(Stored records)

↓↓↓

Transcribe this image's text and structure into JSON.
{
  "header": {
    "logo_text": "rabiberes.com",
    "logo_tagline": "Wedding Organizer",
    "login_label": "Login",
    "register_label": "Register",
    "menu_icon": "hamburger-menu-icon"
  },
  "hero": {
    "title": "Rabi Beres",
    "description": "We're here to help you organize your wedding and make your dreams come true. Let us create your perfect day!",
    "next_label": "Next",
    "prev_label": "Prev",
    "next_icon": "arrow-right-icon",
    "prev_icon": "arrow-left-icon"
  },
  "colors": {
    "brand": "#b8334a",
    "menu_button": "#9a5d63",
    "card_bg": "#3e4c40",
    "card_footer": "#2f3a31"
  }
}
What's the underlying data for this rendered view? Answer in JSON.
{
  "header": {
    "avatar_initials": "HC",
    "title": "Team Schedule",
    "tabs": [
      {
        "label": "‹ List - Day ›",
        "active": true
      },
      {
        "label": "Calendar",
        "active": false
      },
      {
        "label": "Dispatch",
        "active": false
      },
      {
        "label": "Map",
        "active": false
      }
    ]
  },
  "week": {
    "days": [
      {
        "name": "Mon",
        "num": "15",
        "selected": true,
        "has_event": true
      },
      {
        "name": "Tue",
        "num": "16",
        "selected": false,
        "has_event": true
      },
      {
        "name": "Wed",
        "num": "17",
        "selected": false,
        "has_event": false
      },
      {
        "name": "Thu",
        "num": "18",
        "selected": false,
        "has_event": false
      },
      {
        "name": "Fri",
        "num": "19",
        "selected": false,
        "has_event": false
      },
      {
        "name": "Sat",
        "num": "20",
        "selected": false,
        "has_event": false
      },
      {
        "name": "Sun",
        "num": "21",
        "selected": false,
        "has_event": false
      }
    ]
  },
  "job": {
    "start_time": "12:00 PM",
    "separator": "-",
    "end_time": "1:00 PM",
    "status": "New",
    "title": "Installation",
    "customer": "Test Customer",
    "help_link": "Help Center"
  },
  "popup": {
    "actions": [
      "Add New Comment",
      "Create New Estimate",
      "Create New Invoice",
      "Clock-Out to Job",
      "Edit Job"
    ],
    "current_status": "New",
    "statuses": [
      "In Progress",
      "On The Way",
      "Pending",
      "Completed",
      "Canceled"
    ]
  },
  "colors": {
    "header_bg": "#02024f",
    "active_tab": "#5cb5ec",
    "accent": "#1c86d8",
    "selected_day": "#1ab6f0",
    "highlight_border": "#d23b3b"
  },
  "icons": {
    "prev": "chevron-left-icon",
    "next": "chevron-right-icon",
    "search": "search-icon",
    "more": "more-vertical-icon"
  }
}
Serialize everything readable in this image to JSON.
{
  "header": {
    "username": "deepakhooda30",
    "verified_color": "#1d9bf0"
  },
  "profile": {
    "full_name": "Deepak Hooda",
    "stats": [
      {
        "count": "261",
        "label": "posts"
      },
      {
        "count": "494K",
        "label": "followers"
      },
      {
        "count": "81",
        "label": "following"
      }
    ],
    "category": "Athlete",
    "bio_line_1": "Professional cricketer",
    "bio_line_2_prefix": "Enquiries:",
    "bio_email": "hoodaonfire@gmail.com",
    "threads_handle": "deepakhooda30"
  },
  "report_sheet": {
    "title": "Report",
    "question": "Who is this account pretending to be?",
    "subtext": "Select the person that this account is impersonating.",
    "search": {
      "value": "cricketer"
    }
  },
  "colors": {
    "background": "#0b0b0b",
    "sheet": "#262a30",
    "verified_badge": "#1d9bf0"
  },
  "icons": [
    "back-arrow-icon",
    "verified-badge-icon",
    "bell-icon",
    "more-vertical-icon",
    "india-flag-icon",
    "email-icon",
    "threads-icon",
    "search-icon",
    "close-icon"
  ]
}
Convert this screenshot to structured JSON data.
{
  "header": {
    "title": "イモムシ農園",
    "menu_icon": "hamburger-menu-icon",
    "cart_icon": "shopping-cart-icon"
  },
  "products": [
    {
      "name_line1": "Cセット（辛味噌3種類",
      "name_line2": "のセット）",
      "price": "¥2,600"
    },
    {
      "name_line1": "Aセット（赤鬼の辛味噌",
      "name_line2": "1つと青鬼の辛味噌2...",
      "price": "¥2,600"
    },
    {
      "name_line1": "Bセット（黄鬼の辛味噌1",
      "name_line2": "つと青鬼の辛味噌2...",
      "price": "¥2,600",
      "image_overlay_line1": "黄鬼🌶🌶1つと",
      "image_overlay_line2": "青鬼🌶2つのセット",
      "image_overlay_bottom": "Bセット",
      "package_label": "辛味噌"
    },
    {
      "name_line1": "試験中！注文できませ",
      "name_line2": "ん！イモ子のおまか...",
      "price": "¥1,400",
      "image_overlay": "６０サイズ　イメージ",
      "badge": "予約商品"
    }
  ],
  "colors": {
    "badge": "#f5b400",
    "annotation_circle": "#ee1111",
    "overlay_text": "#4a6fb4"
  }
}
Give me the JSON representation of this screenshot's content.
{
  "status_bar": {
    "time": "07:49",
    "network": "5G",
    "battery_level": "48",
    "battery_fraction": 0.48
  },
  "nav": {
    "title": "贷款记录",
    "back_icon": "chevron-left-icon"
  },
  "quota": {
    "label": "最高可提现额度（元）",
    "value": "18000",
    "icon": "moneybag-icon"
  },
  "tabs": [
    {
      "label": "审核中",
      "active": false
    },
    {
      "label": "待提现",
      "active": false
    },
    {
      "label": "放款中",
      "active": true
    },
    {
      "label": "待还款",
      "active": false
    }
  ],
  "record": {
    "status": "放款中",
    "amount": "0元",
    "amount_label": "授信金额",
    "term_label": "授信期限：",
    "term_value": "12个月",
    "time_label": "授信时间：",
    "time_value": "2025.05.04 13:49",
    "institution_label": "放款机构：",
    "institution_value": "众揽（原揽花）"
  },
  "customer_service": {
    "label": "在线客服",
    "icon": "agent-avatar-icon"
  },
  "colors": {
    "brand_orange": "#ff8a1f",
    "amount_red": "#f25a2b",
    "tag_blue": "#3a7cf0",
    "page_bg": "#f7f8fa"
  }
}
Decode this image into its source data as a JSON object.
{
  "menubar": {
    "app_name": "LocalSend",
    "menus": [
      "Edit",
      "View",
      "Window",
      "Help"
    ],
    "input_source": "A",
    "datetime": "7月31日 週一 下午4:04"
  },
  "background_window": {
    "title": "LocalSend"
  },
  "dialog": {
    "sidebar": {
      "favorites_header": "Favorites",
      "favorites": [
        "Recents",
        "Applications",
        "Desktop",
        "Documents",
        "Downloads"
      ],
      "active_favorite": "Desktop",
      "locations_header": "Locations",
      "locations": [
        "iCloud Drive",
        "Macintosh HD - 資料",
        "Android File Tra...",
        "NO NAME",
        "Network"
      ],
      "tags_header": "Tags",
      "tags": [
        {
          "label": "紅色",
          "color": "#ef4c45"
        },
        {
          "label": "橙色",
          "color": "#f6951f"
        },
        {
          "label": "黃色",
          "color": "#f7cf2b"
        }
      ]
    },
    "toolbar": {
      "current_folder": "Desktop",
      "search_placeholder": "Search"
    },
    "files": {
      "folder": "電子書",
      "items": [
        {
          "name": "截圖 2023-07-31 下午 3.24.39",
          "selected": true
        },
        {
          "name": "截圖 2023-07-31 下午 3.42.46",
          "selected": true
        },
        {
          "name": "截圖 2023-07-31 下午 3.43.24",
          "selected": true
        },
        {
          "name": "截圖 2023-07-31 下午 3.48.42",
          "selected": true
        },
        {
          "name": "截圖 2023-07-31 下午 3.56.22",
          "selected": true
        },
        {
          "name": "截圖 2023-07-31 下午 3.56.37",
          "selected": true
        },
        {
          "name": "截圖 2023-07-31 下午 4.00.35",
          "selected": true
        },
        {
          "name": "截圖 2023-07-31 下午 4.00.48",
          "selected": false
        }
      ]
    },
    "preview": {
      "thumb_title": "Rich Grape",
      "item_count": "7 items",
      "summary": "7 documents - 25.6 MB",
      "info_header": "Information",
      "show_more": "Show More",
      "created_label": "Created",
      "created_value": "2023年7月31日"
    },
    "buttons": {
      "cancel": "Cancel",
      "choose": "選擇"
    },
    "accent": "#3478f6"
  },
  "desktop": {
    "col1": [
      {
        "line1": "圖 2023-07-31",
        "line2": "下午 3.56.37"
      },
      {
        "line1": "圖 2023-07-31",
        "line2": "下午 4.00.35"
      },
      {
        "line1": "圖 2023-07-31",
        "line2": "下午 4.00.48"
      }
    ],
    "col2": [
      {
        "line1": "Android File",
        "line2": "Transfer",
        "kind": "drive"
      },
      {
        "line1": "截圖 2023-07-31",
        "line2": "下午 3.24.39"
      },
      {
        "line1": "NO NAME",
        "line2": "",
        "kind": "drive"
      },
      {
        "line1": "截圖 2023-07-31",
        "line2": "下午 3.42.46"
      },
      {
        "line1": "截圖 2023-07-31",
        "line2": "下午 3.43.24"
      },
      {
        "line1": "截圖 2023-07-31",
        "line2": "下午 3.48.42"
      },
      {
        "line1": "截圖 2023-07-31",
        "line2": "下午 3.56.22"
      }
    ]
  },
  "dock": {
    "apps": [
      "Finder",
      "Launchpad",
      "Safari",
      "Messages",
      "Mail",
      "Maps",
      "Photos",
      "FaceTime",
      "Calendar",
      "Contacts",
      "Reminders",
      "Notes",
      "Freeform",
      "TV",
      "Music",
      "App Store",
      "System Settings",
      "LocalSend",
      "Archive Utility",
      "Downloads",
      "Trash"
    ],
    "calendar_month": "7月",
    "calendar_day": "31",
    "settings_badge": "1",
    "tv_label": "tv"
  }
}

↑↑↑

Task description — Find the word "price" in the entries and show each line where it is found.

Result of this task —
      "price": "¥2,600"
      "price": "¥2,600"
      "price": "¥2,600",
      "price": "¥1,400",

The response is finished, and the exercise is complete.